:: What is expected ::
Go through the records and report each line in which the word "SINTEL" occurs.

+---+

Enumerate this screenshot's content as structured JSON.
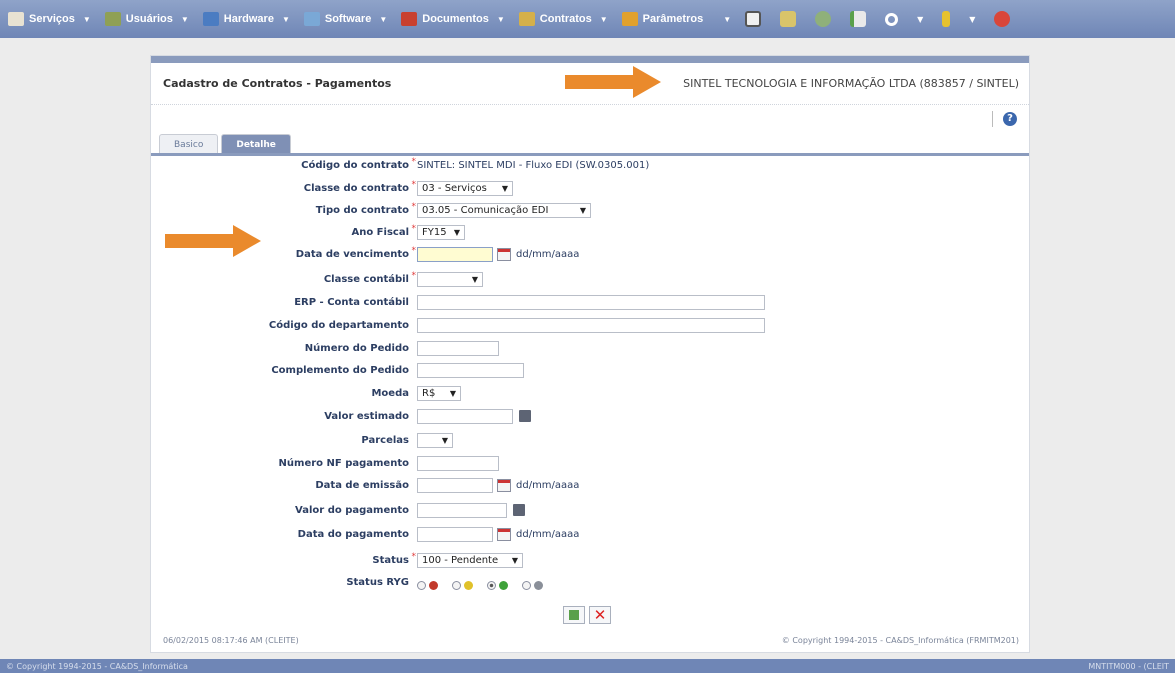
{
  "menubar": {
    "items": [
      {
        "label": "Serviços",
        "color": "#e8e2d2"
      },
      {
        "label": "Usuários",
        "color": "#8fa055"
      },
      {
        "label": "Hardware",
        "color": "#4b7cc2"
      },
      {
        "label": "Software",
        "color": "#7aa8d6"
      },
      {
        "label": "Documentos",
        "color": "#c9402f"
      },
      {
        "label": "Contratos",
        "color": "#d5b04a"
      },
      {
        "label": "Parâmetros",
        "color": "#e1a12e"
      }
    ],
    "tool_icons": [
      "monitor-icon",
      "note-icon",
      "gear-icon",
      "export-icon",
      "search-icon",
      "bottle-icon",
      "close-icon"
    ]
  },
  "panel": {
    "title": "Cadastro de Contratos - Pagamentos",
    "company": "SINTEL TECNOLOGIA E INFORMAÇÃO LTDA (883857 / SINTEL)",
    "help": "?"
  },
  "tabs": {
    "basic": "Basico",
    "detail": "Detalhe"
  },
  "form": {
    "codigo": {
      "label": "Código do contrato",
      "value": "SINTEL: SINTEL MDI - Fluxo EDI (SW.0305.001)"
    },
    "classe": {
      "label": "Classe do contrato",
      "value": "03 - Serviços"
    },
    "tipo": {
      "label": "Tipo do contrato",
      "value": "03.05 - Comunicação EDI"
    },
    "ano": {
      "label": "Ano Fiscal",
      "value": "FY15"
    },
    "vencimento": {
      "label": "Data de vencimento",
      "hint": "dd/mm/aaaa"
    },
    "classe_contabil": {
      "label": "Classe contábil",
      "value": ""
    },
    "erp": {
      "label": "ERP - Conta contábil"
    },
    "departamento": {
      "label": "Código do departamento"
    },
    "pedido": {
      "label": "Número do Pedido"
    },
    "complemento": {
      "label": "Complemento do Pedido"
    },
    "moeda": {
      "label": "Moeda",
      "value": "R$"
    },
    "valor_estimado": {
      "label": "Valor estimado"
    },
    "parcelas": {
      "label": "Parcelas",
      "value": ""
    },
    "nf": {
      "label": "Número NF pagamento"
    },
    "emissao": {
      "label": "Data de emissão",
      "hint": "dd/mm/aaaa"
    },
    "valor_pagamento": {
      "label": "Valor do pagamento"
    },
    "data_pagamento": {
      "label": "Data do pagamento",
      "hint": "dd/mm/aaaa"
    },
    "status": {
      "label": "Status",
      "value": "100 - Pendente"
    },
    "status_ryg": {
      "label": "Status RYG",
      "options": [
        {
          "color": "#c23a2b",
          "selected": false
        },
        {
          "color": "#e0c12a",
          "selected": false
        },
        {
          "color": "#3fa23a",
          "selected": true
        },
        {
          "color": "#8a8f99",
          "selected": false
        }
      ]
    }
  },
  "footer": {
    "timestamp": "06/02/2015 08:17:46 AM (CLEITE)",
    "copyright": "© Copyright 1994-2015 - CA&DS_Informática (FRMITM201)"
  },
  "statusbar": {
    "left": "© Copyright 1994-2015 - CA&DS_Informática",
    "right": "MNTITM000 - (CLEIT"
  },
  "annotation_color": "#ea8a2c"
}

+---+

:: Task result ::
    "company": "SINTEL TECNOLOGIA E INFORMAÇÃO LTDA (883857 / SINTEL)",
      "value": "SINTEL: SINTEL MDI - Fluxo EDI (SW.0305.001)"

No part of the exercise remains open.